**Work instruction:** Check every line of the entries below for "файла", and copy the lines that have it.

**Dataset:**
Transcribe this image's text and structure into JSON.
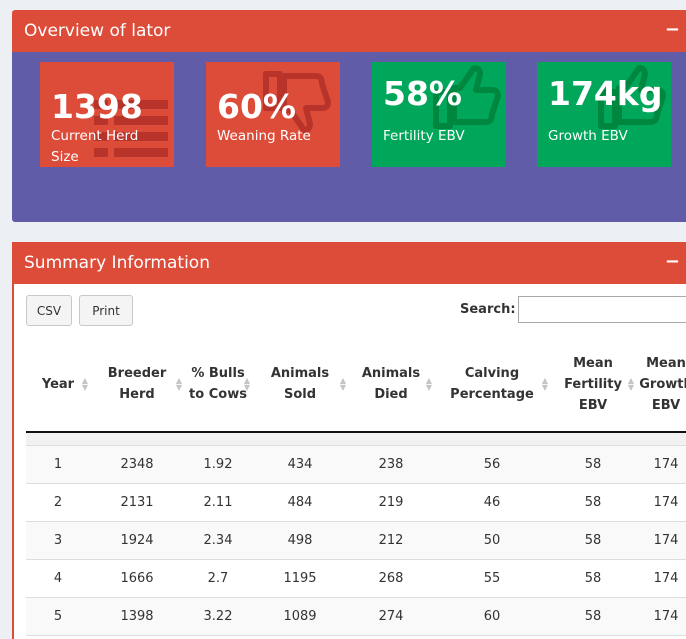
{
  "overview": {
    "title": "Overview of lator",
    "collapse": "−",
    "tiles": [
      {
        "value": "1398",
        "label": "Current Herd Size",
        "color": "#dd4b39",
        "icon": "list-icon"
      },
      {
        "value": "60%",
        "label": "Weaning Rate",
        "color": "#dd4b39",
        "icon": "thumbs-down-icon"
      },
      {
        "value": "58%",
        "label": "Fertility EBV",
        "color": "#00a65a",
        "icon": "thumbs-up-icon"
      },
      {
        "value": "174kg",
        "label": "Growth EBV",
        "color": "#00a65a",
        "icon": "thumbs-up-icon"
      }
    ]
  },
  "summary": {
    "title": "Summary Information",
    "collapse": "−",
    "csv_label": "CSV",
    "print_label": "Print",
    "search_label": "Search:",
    "search_value": "",
    "columns": [
      "Year",
      "Breeder Herd",
      "% Bulls to Cows",
      "Animals Sold",
      "Animals Died",
      "Calving Percentage",
      "Mean Fertility EBV",
      "Mean Growth EBV"
    ],
    "rows": [
      [
        "1",
        "2348",
        "1.92",
        "434",
        "238",
        "56",
        "58",
        "174"
      ],
      [
        "2",
        "2131",
        "2.11",
        "484",
        "219",
        "46",
        "58",
        "174"
      ],
      [
        "3",
        "1924",
        "2.34",
        "498",
        "212",
        "50",
        "58",
        "174"
      ],
      [
        "4",
        "1666",
        "2.7",
        "1195",
        "268",
        "55",
        "58",
        "174"
      ],
      [
        "5",
        "1398",
        "3.22",
        "1089",
        "274",
        "60",
        "58",
        "174"
      ]
    ]
  }
}
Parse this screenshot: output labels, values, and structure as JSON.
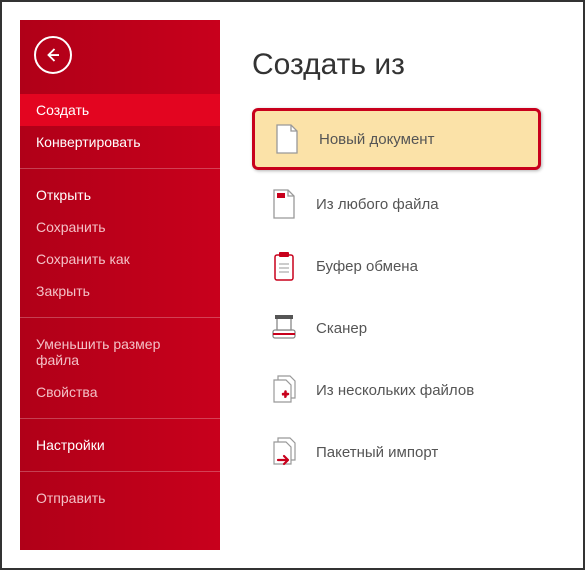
{
  "sidebar": {
    "items": [
      {
        "label": "Создать",
        "active": true,
        "strong": true
      },
      {
        "label": "Конвертировать",
        "strong": true
      },
      {
        "sep": true
      },
      {
        "label": "Открыть",
        "strong": true
      },
      {
        "label": "Сохранить"
      },
      {
        "label": "Сохранить как"
      },
      {
        "label": "Закрыть"
      },
      {
        "sep": true
      },
      {
        "label": "Уменьшить размер файла"
      },
      {
        "label": "Свойства"
      },
      {
        "sep": true
      },
      {
        "label": "Настройки",
        "strong": true
      },
      {
        "sep": true
      },
      {
        "label": "Отправить"
      }
    ]
  },
  "main": {
    "title": "Создать из",
    "options": [
      {
        "label": "Новый документ",
        "icon": "blank-document-icon",
        "highlight": true
      },
      {
        "label": "Из любого файла",
        "icon": "file-icon"
      },
      {
        "label": "Буфер обмена",
        "icon": "clipboard-icon"
      },
      {
        "label": "Сканер",
        "icon": "scanner-icon"
      },
      {
        "label": "Из нескольких файлов",
        "icon": "multi-file-icon"
      },
      {
        "label": "Пакетный импорт",
        "icon": "batch-import-icon"
      }
    ]
  }
}
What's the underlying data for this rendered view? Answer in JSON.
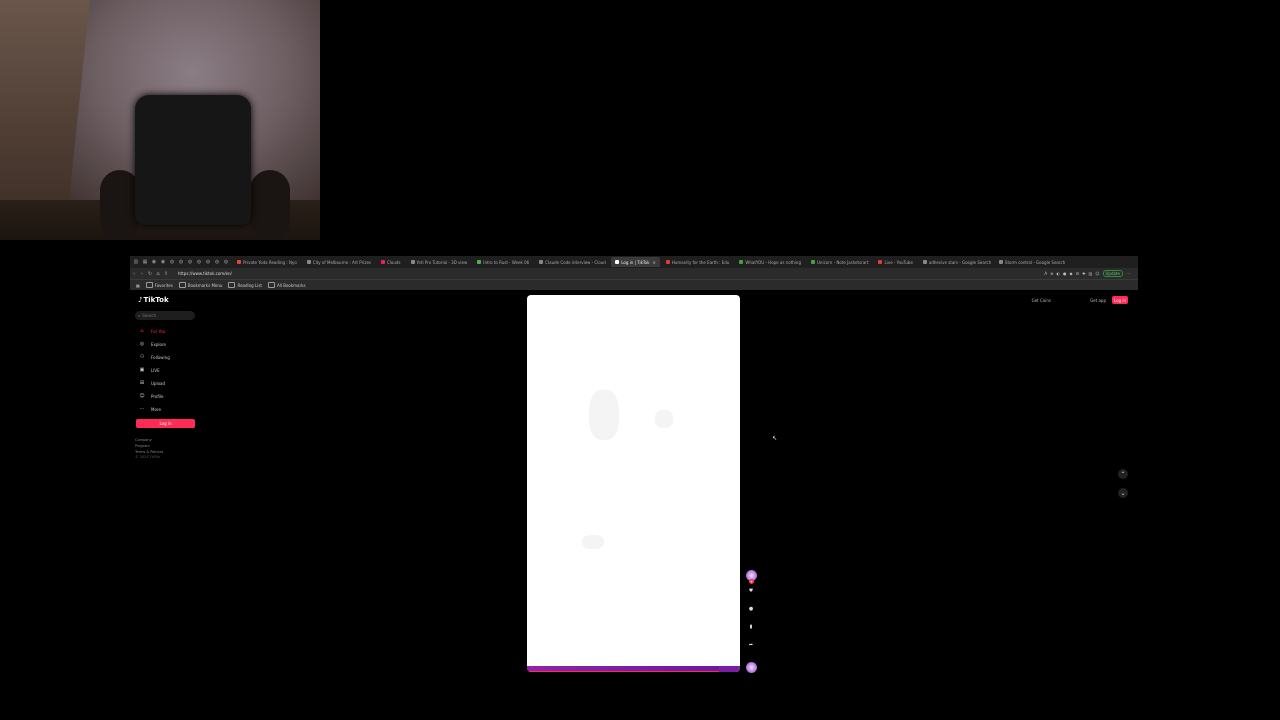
{
  "webcam": {
    "label": ""
  },
  "browser": {
    "tabs": [
      {
        "title": "Private Yoda Reading : Nyo",
        "color": "#ea4335",
        "active": false
      },
      {
        "title": "City of Melbourne : Art Prizes",
        "color": "#888888",
        "active": false
      },
      {
        "title": "Clouds",
        "color": "#e91e63",
        "active": false
      },
      {
        "title": "Yeti Pro Tutorial - 3D view",
        "color": "#888888",
        "active": false
      },
      {
        "title": "Intro to Rust - Week 06",
        "color": "#4caf50",
        "active": false
      },
      {
        "title": "Claude Code interview - Cloud",
        "color": "#888888",
        "active": false
      },
      {
        "title": "Log in | TikTok",
        "color": "#ffffff",
        "active": true
      },
      {
        "title": "Humanity for the Earth : Edu",
        "color": "#e53935",
        "active": false
      },
      {
        "title": "WhatYOU - Hope as nothing",
        "color": "#43a047",
        "active": false
      },
      {
        "title": "Unicorn - Note Jacketsrart",
        "color": "#43a047",
        "active": false
      },
      {
        "title": "Live - YouTube",
        "color": "#e53935",
        "active": false
      },
      {
        "title": "adhesive stars - Google Search",
        "color": "#888888",
        "active": false
      },
      {
        "title": "Storm control - Google Search",
        "color": "#888888",
        "active": false
      }
    ],
    "tab_close": "×",
    "url": "https://www.tiktok.com/en/",
    "update_label": "Update",
    "bookmarks": [
      {
        "label": "Favorites"
      },
      {
        "label": "Bookmarks Menu"
      },
      {
        "label": "Reading List"
      }
    ],
    "all_bookmarks": "All Bookmarks"
  },
  "tiktok": {
    "logo": "TikTok",
    "search_placeholder": "Search",
    "nav": [
      {
        "label": "For You",
        "icon": "home-icon",
        "glyph": "⌂",
        "active": true
      },
      {
        "label": "Explore",
        "icon": "compass-icon",
        "glyph": "◎",
        "active": false
      },
      {
        "label": "Following",
        "icon": "people-icon",
        "glyph": "⚇",
        "active": false
      },
      {
        "label": "LIVE",
        "icon": "live-icon",
        "glyph": "▣",
        "active": false
      },
      {
        "label": "Upload",
        "icon": "upload-icon",
        "glyph": "⊞",
        "active": false
      },
      {
        "label": "Profile",
        "icon": "profile-icon",
        "glyph": "☺",
        "active": false
      },
      {
        "label": "More",
        "icon": "more-icon",
        "glyph": "⋯",
        "active": false
      }
    ],
    "login_sidebar": "Log in",
    "footer": [
      "Company",
      "Program",
      "Terms & Policies",
      "© 2024 TikTok"
    ],
    "get_coins": "Get Coins",
    "get_app": "Get app",
    "login_top": "Log in",
    "video": {
      "caption": "",
      "author": "",
      "progress_fraction": 0.9
    },
    "actions": [
      {
        "name": "like",
        "glyph": "♥",
        "count": ""
      },
      {
        "name": "comment",
        "glyph": "●",
        "count": ""
      },
      {
        "name": "save",
        "glyph": "▮",
        "count": ""
      },
      {
        "name": "share",
        "glyph": "➦",
        "count": ""
      }
    ],
    "arrow_up": "⌃",
    "arrow_down": "⌄"
  }
}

**Your response:**
        "label": "Уменьшить размер файла"
        "label": "Из любого файла",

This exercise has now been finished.